(Excerpted records begins)
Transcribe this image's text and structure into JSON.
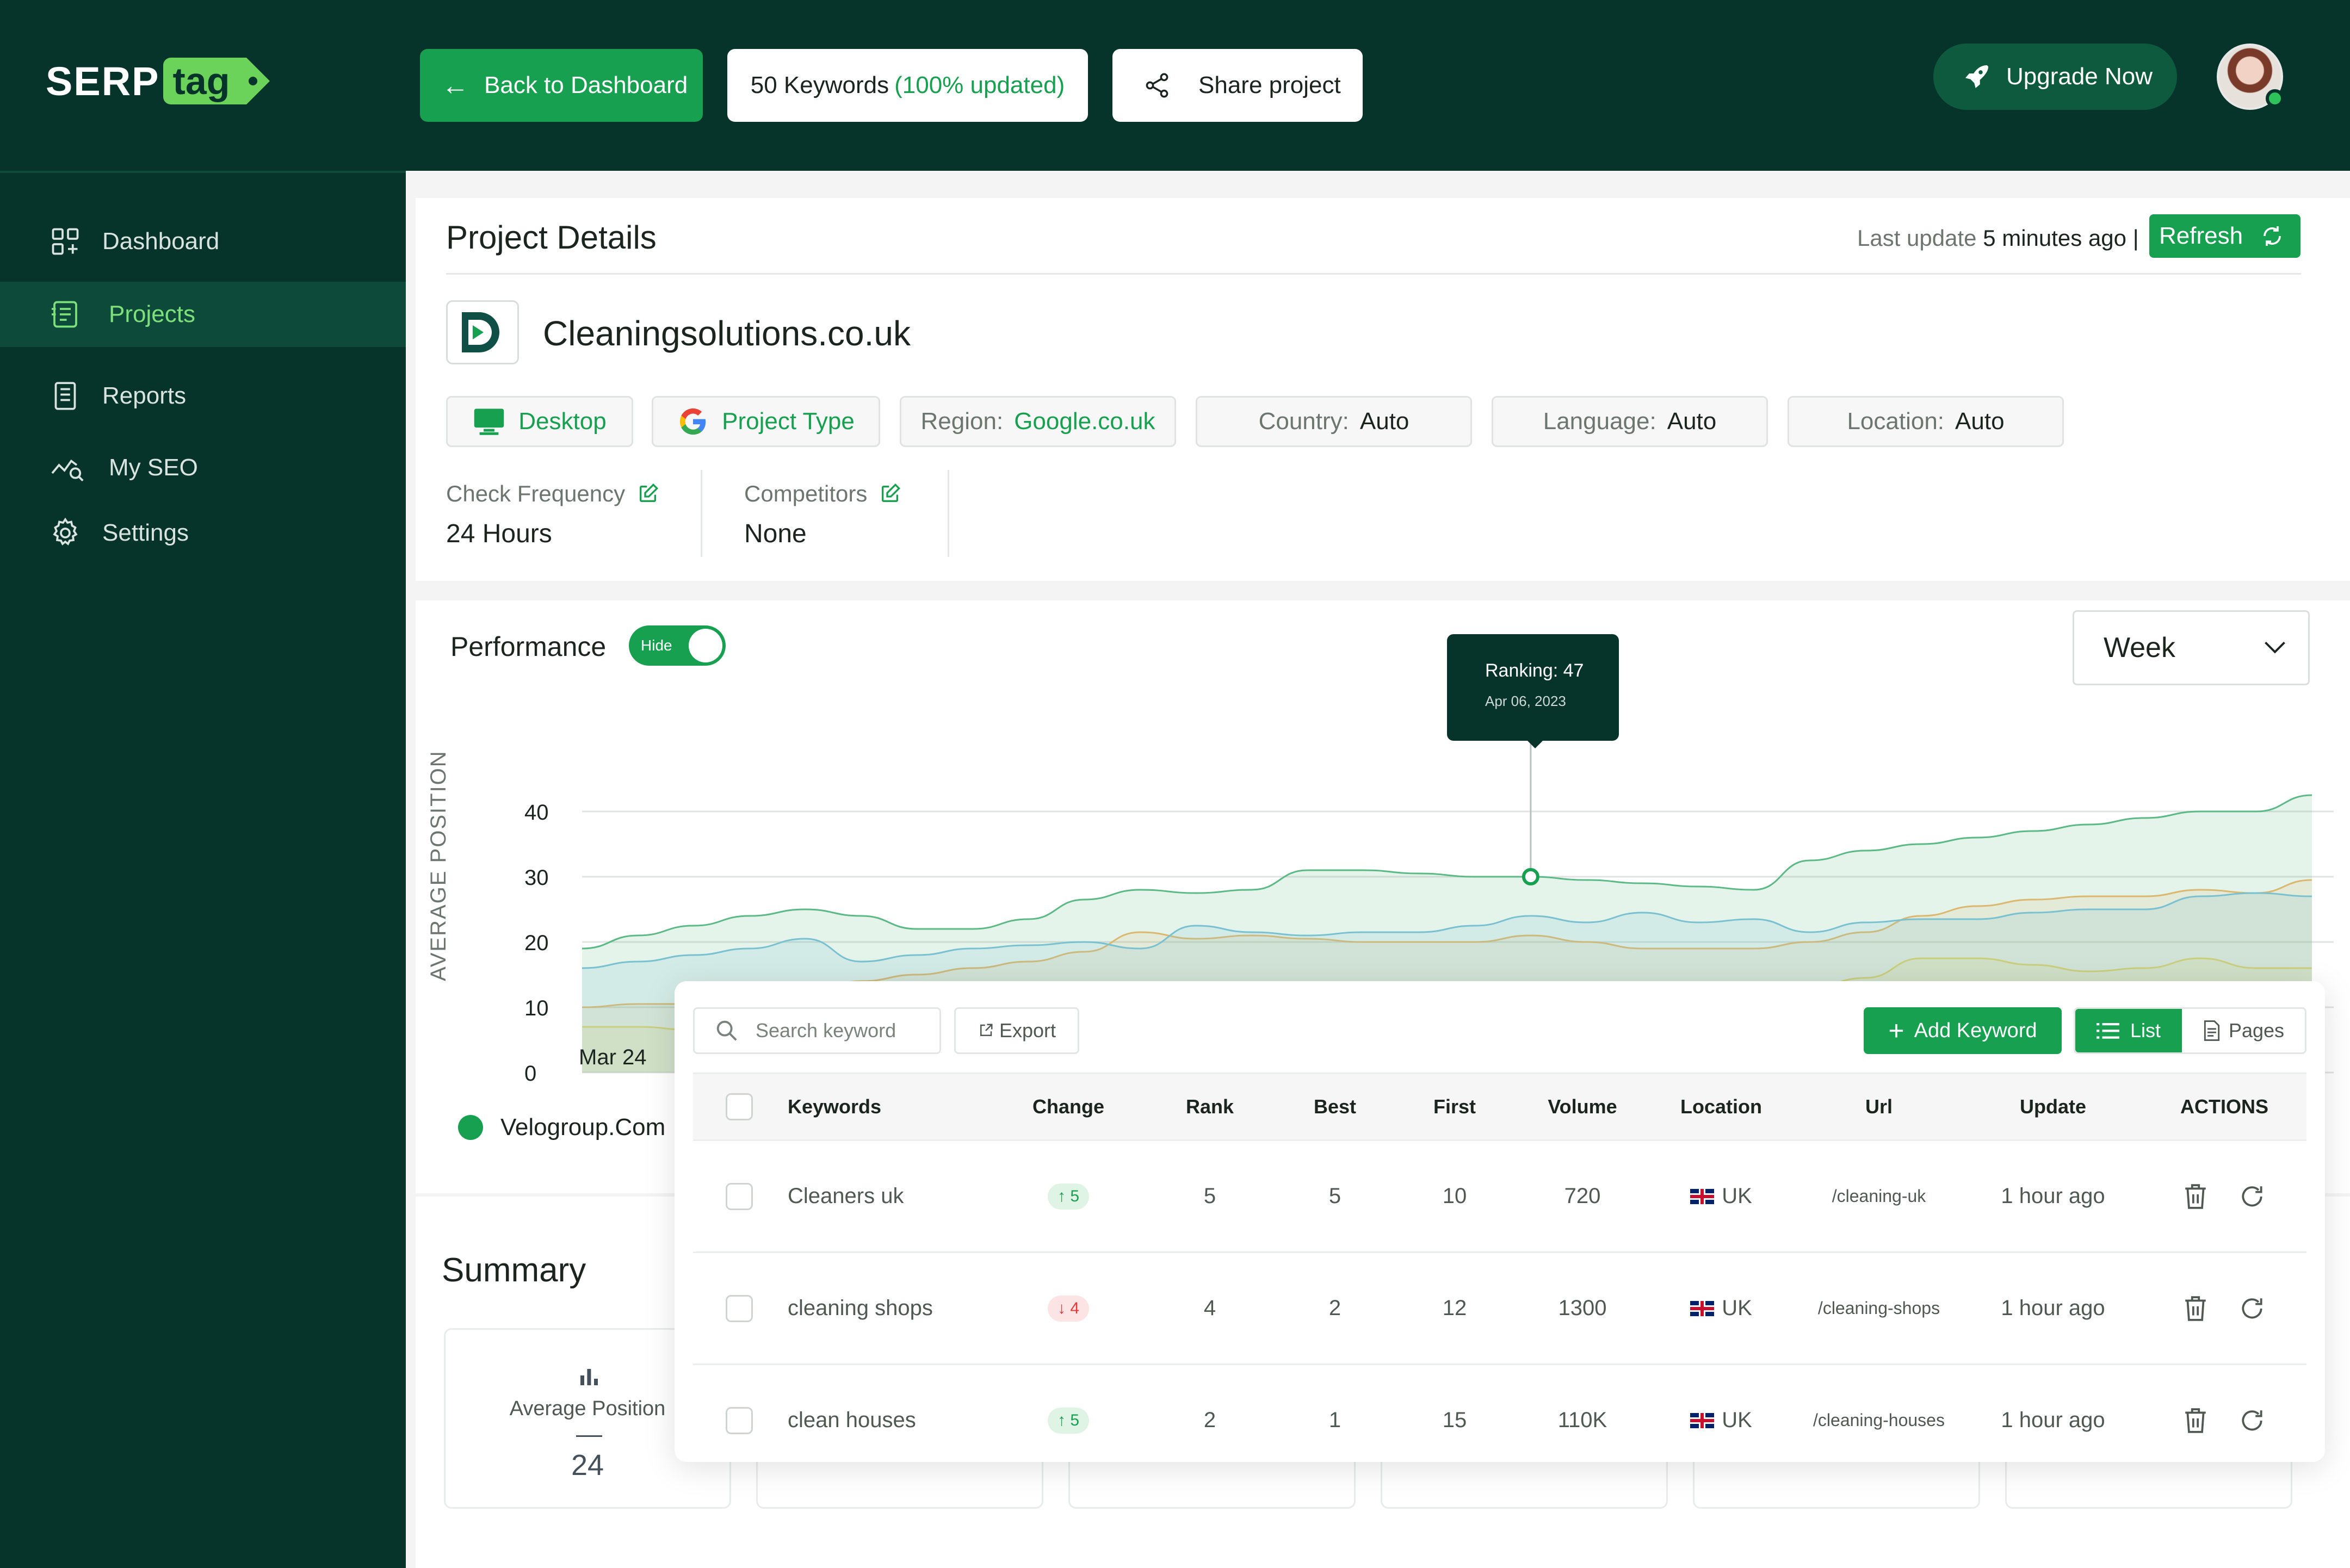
{
  "brand": {
    "logo_main": "SERP",
    "logo_tag": "tag"
  },
  "topbar": {
    "back_label": "Back to Dashboard",
    "keywords_count": "50 Keywords",
    "keywords_status": "(100% updated)",
    "share_label": "Share project",
    "upgrade_label": "Upgrade Now",
    "icons": {
      "back": "arrow-left-icon",
      "share": "share-icon",
      "upgrade": "rocket-icon"
    }
  },
  "sidebar": {
    "items": [
      {
        "label": "Dashboard",
        "icon": "dashboard-grid-icon",
        "active": false
      },
      {
        "label": "Projects",
        "icon": "projects-list-icon",
        "active": true
      },
      {
        "label": "Reports",
        "icon": "reports-document-icon",
        "active": false
      },
      {
        "label": "My SEO",
        "icon": "seo-chart-search-icon",
        "active": false
      },
      {
        "label": "Settings",
        "icon": "gear-icon",
        "active": false
      }
    ]
  },
  "project": {
    "section_title": "Project Details",
    "last_update_label": "Last update",
    "last_update_value": "5 minutes ago",
    "separator": "|",
    "refresh_label": "Refresh",
    "name": "Cleaningsolutions.co.uk",
    "chips": {
      "device": "Desktop",
      "project_type": "Project Type",
      "region_label": "Region:",
      "region_value": "Google.co.uk",
      "country_label": "Country:",
      "country_value": "Auto",
      "language_label": "Language:",
      "language_value": "Auto",
      "location_label": "Location:",
      "location_value": "Auto"
    },
    "check_frequency_label": "Check Frequency",
    "check_frequency_value": "24 Hours",
    "competitors_label": "Competitors",
    "competitors_value": "None"
  },
  "performance": {
    "title": "Performance",
    "toggle_label": "Hide",
    "period": "Week",
    "tooltip": {
      "ranking": "Ranking: 47",
      "date": "Apr 06, 2023"
    },
    "legend": "Velogroup.Com"
  },
  "chart_data": {
    "type": "area",
    "ylabel": "AVERAGE POSITION",
    "ylim": [
      0,
      40
    ],
    "yticks": [
      40,
      30,
      20,
      10,
      0
    ],
    "x_visible_label": "Mar 24",
    "grid": true,
    "series": [
      {
        "name": "Velogroup.Com",
        "color": "#5bb985",
        "values": [
          19,
          21,
          22.5,
          24,
          25,
          24,
          22,
          22,
          23.5,
          26.5,
          28,
          27.5,
          28,
          31,
          31,
          30.5,
          30,
          30,
          29.5,
          29,
          28.5,
          28,
          32.5,
          34,
          35,
          36,
          37,
          38,
          39,
          40,
          40,
          42.5
        ]
      },
      {
        "color": "#7fc3e0",
        "values": [
          16,
          17,
          18,
          19,
          20.5,
          17,
          18,
          19,
          19.5,
          20,
          19,
          22.5,
          21.5,
          21,
          21.5,
          21.5,
          22.5,
          24,
          23,
          24.5,
          23,
          23.5,
          21.5,
          23,
          23.5,
          23.5,
          24.5,
          25,
          25,
          27,
          27.5,
          27
        ]
      },
      {
        "color": "#f3b86b",
        "values": [
          10,
          10.5,
          10.5,
          10,
          12,
          14,
          15,
          16,
          17,
          18.5,
          21.5,
          20.5,
          21,
          20.5,
          20,
          20,
          20,
          21,
          20,
          19,
          19,
          19,
          20,
          21.5,
          24,
          25.5,
          26.5,
          27,
          27,
          28,
          27.5,
          29.5
        ]
      },
      {
        "color": "#f2dc6b",
        "values": [
          7,
          7,
          6.5,
          7,
          8,
          9.5,
          10,
          9,
          8.5,
          9.5,
          10,
          10.5,
          11,
          9.5,
          10,
          10.5,
          11,
          12,
          11.5,
          11,
          12,
          12.5,
          13,
          14.5,
          17.5,
          17.5,
          16.5,
          15.5,
          16,
          17.5,
          16,
          16
        ]
      }
    ]
  },
  "summary": {
    "title": "Summary",
    "average_position_label": "Average Position",
    "average_position_value": "24",
    "icon": "bar-chart-icon"
  },
  "keywords": {
    "search_placeholder": "Search keyword",
    "export_label": "Export",
    "add_label": "Add Keyword",
    "list_label": "List",
    "pages_label": "Pages",
    "columns": [
      "Keywords",
      "Change",
      "Rank",
      "Best",
      "First",
      "Volume",
      "Location",
      "Url",
      "Update",
      "ACTIONS"
    ],
    "rows": [
      {
        "keyword": "Cleaners uk",
        "change": "5",
        "direction": "up",
        "rank": "5",
        "best": "5",
        "first": "10",
        "volume": "720",
        "location": "UK",
        "url": "/cleaning-uk",
        "update": "1 hour ago"
      },
      {
        "keyword": "cleaning shops",
        "change": "4",
        "direction": "down",
        "rank": "4",
        "best": "2",
        "first": "12",
        "volume": "1300",
        "location": "UK",
        "url": "/cleaning-shops",
        "update": "1 hour ago"
      },
      {
        "keyword": "clean houses",
        "change": "5",
        "direction": "up",
        "rank": "2",
        "best": "1",
        "first": "15",
        "volume": "110K",
        "location": "UK",
        "url": "/cleaning-houses",
        "update": "1 hour ago"
      }
    ]
  }
}
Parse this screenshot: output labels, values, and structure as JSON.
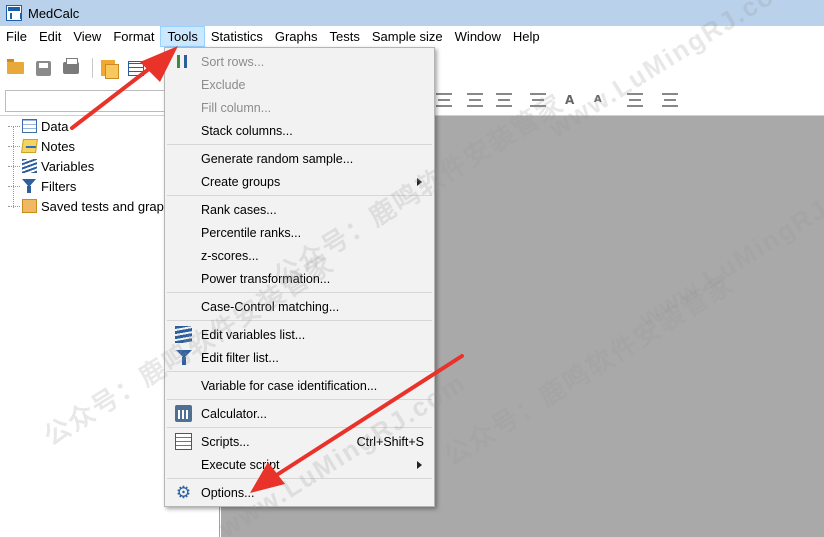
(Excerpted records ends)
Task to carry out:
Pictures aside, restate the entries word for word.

Solution to the exercise:
Transcribe this image's text and structure into JSON.
{
  "brand": {
    "logo_main": "SERP",
    "logo_tag": "tag"
  },
  "topbar": {
    "back_label": "Back to Dashboard",
    "keywords_count": "50 Keywords",
    "keywords_status": "(100% updated)",
    "share_label": "Share project",
    "upgrade_label": "Upgrade Now",
    "icons": {
      "back": "arrow-left-icon",
      "share": "share-icon",
      "upgrade": "rocket-icon"
    }
  },
  "sidebar": {
    "items": [
      {
        "label": "Dashboard",
        "icon": "dashboard-grid-icon",
        "active": false
      },
      {
        "label": "Projects",
        "icon": "projects-list-icon",
        "active": true
      },
      {
        "label": "Reports",
        "icon": "reports-document-icon",
        "active": false
      },
      {
        "label": "My SEO",
        "icon": "seo-chart-search-icon",
        "active": false
      },
      {
        "label": "Settings",
        "icon": "gear-icon",
        "active": false
      }
    ]
  },
  "project": {
    "section_title": "Project Details",
    "last_update_label": "Last update",
    "last_update_value": "5 minutes ago",
    "separator": "|",
    "refresh_label": "Refresh",
    "name": "Cleaningsolutions.co.uk",
    "chips": {
      "device": "Desktop",
      "project_type": "Project Type",
      "region_label": "Region:",
      "region_value": "Google.co.uk",
      "country_label": "Country:",
      "country_value": "Auto",
      "language_label": "Language:",
      "language_value": "Auto",
      "location_label": "Location:",
      "location_value": "Auto"
    },
    "check_frequency_label": "Check Frequency",
    "check_frequency_value": "24 Hours",
    "competitors_label": "Competitors",
    "competitors_value": "None"
  },
  "performance": {
    "title": "Performance",
    "toggle_label": "Hide",
    "period": "Week",
    "tooltip": {
      "ranking": "Ranking: 47",
      "date": "Apr 06, 2023"
    },
    "legend": "Velogroup.Com"
  },
  "chart_data": {
    "type": "area",
    "ylabel": "AVERAGE POSITION",
    "ylim": [
      0,
      40
    ],
    "yticks": [
      40,
      30,
      20,
      10,
      0
    ],
    "x_visible_label": "Mar 24",
    "grid": true,
    "series": [
      {
        "name": "Velogroup.Com",
        "color": "#5bb985",
        "values": [
          19,
          21,
          22.5,
          24,
          25,
          24,
          22,
          22,
          23.5,
          26.5,
          28,
          27.5,
          28,
          31,
          31,
          30.5,
          30,
          30,
          29.5,
          29,
          28.5,
          28,
          32.5,
          34,
          35,
          36,
          37,
          38,
          39,
          40,
          40,
          42.5
        ]
      },
      {
        "color": "#7fc3e0",
        "values": [
          16,
          17,
          18,
          19,
          20.5,
          17,
          18,
          19,
          19.5,
          20,
          19,
          22.5,
          21.5,
          21,
          21.5,
          21.5,
          22.5,
          24,
          23,
          24.5,
          23,
          23.5,
          21.5,
          23,
          23.5,
          23.5,
          24.5,
          25,
          25,
          27,
          27.5,
          27
        ]
      },
      {
        "color": "#f3b86b",
        "values": [
          10,
          10.5,
          10.5,
          10,
          12,
          14,
          15,
          16,
          17,
          18.5,
          21.5,
          20.5,
          21,
          20.5,
          20,
          20,
          20,
          21,
          20,
          19,
          19,
          19,
          20,
          21.5,
          24,
          25.5,
          26.5,
          27,
          27,
          28,
          27.5,
          29.5
        ]
      },
      {
        "color": "#f2dc6b",
        "values": [
          7,
          7,
          6.5,
          7,
          8,
          9.5,
          10,
          9,
          8.5,
          9.5,
          10,
          10.5,
          11,
          9.5,
          10,
          10.5,
          11,
          12,
          11.5,
          11,
          12,
          12.5,
          13,
          14.5,
          17.5,
          17.5,
          16.5,
          15.5,
          16,
          17.5,
          16,
          16
        ]
      }
    ]
  },
  "summary": {
    "title": "Summary",
    "average_position_label": "Average Position",
    "average_position_value": "24",
    "icon": "bar-chart-icon"
  },
  "keywords": {
    "search_placeholder": "Search keyword",
    "export_label": "Export",
    "add_label": "Add Keyword",
    "list_label": "List",
    "pages_label": "Pages",
    "columns": [
      "Keywords",
      "Change",
      "Rank",
      "Best",
      "First",
      "Volume",
      "Location",
      "Url",
      "Update",
      "ACTIONS"
    ],
    "rows": [
      {
        "keyword": "Cleaners uk",
        "change": "5",
        "direction": "up",
        "rank": "5",
        "best": "5",
        "first": "10",
        "volume": "720",
        "location": "UK",
        "url": "/cleaning-uk",
        "update": "1 hour ago"
      },
      {
        "keyword": "cleaning shops",
        "change": "4",
        "direction": "down",
        "rank": "4",
        "best": "2",
        "first": "12",
        "volume": "1300",
        "location": "UK",
        "url": "/cleaning-shops",
        "update": "1 hour ago"
      },
      {
        "keyword": "clean houses",
        "change": "5",
        "direction": "up",
        "rank": "2",
        "best": "1",
        "first": "15",
        "volume": "110K",
        "location": "UK",
        "url": "/cleaning-houses",
        "update": "1 hour ago"
      }
    ]
  }
}
Parse this screenshot: output labels, values, and structure as JSON.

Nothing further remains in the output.